Research webinar

Dam! Drinking water, water storage and decision making despite uncertainty

Recent and ongoing drought in Auckland and Northland highlights how vulnerable New Zealand’s water infrastructure is. We haven’t yet hit Day Zero – as happened in South Africa when Cape Town ran out of drinking water – but the spectre of thirsty people and thirsty paddocks looms large.

So is our infrastructure planning up to the task? And are our planners making the smartest possible investment decisions, given that water availability under climate change is critical but also uncertain? 

Can our dams and reservoirs be designed with both climate projections and flexibility into the projects’ very foundations? The short answer is, yes.

In this seminar, Anita Wreford (Lincoln University) and Wageed Kamish (Tonkin+Taylor) take you through their research projects, which address different aspects of these questions: Making robust decisions about New Zealand’s water and Drinking water, drought and climate change.

Anita’s research has tested a method for designing flexibility into large climate adaptation projects. Called Real Options Analysis (ROA), the method is useful across a range of investment decisions in New Zealand, where the initial cost is large and the investment is at least partially irreversible. 

Using the case study of an on-farm irrigation scheme, Anita’s multidisciplinary team – including hydrologists, economists and farm specialists – considers that ROA enables more cost-effective investment than cost-benefit analysis, for example, or other methods that use only a single climate scenario.

Wageed’s research investigates the drinking water risks that urban and rural communities would be exposed to under “yet to occur droughts” due to climate change. These risks have not, until now, been quantified.
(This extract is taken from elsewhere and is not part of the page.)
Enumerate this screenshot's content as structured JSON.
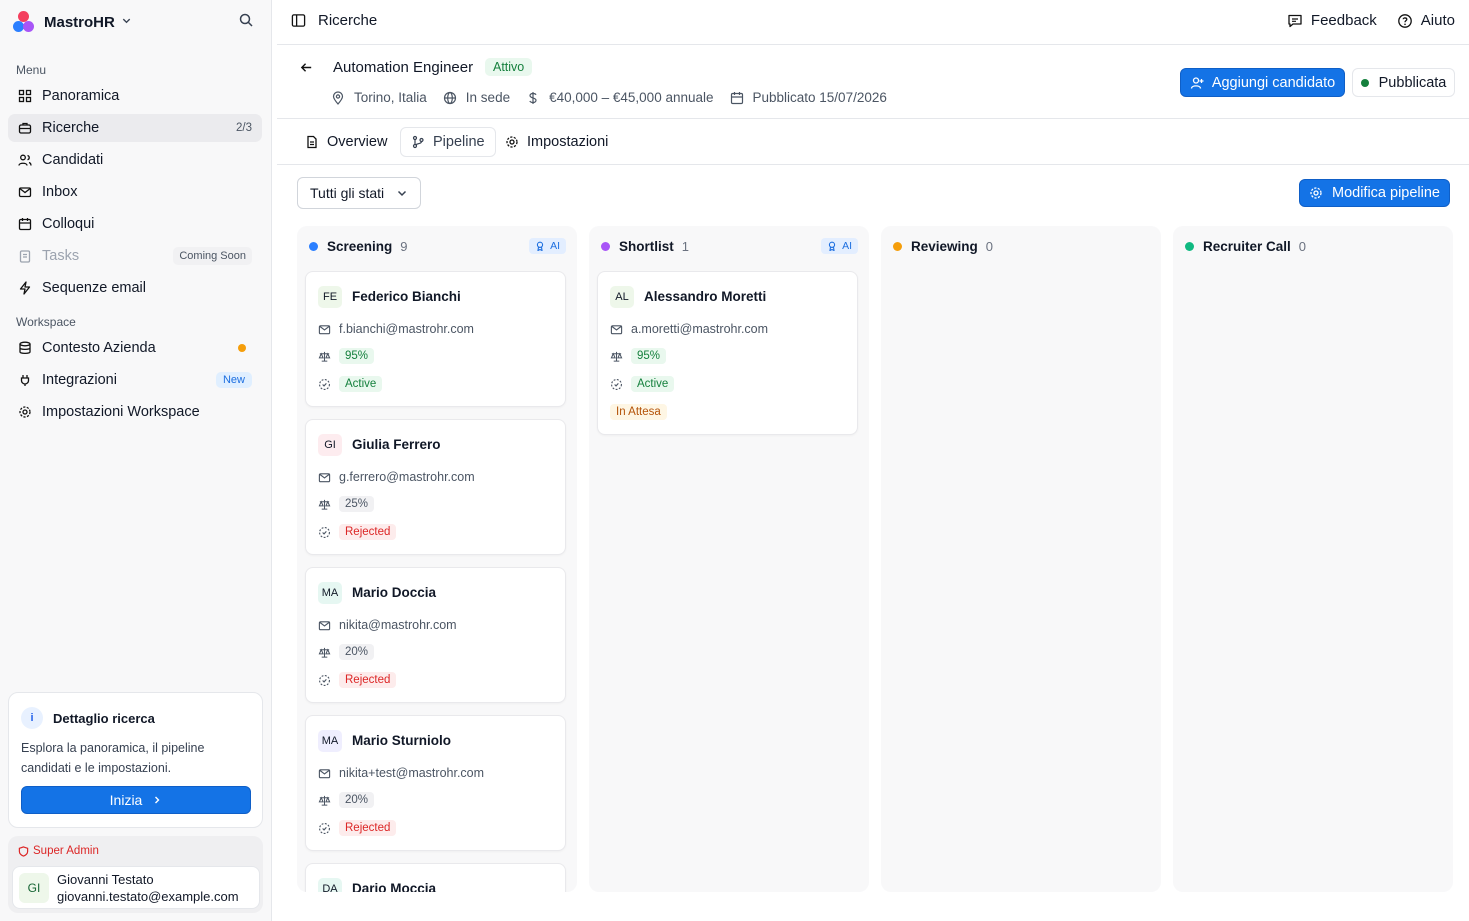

As in Anita’s project, Wageed’s team developed and tested new methods for quantifying this risk. The team’s work represents a first substantial step towards the development of a practical, transparent way of assessing the potential impact of climate change on reservoir and catchment yields for water supply.